• Required action
For the data below, give the number of lines that include the word "PRLV" and nothing else.

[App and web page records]
Start of Block
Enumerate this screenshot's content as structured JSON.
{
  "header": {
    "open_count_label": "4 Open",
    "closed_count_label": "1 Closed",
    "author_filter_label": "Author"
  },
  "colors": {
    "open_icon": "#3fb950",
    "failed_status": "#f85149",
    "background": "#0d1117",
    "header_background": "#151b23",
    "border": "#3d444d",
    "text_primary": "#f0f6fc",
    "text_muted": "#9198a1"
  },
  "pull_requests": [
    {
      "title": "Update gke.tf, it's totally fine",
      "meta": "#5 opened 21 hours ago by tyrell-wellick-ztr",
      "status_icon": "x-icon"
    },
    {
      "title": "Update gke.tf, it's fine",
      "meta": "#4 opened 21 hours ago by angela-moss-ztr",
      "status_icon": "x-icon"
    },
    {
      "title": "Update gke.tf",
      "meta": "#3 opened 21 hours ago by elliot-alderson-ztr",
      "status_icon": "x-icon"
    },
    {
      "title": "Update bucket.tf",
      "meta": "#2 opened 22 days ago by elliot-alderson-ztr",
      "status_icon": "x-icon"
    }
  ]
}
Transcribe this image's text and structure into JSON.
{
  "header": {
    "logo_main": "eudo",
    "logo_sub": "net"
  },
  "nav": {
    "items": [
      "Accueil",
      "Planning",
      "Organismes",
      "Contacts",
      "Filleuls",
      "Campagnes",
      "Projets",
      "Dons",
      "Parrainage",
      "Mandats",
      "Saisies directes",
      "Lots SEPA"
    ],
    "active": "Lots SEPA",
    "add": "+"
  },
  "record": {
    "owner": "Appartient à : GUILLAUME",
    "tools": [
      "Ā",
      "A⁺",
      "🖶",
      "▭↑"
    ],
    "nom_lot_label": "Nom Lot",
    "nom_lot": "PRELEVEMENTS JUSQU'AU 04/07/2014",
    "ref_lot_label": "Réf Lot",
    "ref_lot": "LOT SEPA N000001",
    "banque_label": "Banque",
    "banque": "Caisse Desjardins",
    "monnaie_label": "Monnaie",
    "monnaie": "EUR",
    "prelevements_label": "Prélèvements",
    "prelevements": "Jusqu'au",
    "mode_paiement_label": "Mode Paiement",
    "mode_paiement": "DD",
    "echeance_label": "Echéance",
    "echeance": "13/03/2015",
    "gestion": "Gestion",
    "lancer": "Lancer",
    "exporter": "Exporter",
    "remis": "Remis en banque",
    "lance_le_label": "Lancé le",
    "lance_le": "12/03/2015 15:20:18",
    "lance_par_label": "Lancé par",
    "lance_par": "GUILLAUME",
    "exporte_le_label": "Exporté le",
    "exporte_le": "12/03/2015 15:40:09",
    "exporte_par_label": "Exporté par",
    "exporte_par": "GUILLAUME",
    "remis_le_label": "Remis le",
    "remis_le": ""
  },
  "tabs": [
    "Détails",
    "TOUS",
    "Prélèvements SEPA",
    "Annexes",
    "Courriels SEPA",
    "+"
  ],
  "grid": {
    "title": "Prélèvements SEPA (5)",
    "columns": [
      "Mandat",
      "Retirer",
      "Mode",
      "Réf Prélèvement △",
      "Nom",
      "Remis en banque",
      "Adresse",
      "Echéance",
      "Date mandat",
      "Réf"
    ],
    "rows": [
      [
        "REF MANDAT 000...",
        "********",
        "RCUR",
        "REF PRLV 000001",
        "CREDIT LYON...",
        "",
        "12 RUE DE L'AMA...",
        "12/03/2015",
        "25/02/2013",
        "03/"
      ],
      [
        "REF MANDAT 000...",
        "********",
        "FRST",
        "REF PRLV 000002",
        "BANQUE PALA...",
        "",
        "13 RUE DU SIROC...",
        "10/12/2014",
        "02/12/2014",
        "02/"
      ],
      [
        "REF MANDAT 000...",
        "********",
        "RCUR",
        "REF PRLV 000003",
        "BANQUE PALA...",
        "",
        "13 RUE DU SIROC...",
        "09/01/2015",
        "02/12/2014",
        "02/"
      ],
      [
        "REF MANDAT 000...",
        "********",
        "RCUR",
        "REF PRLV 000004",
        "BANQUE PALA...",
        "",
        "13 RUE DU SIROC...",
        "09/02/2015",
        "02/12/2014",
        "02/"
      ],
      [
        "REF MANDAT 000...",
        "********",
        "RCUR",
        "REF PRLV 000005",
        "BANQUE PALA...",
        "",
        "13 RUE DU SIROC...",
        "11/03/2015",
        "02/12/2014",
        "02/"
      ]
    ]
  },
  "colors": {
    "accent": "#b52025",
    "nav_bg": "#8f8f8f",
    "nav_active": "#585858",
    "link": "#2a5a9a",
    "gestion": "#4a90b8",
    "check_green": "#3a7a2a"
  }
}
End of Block
• Solution to the exercise
5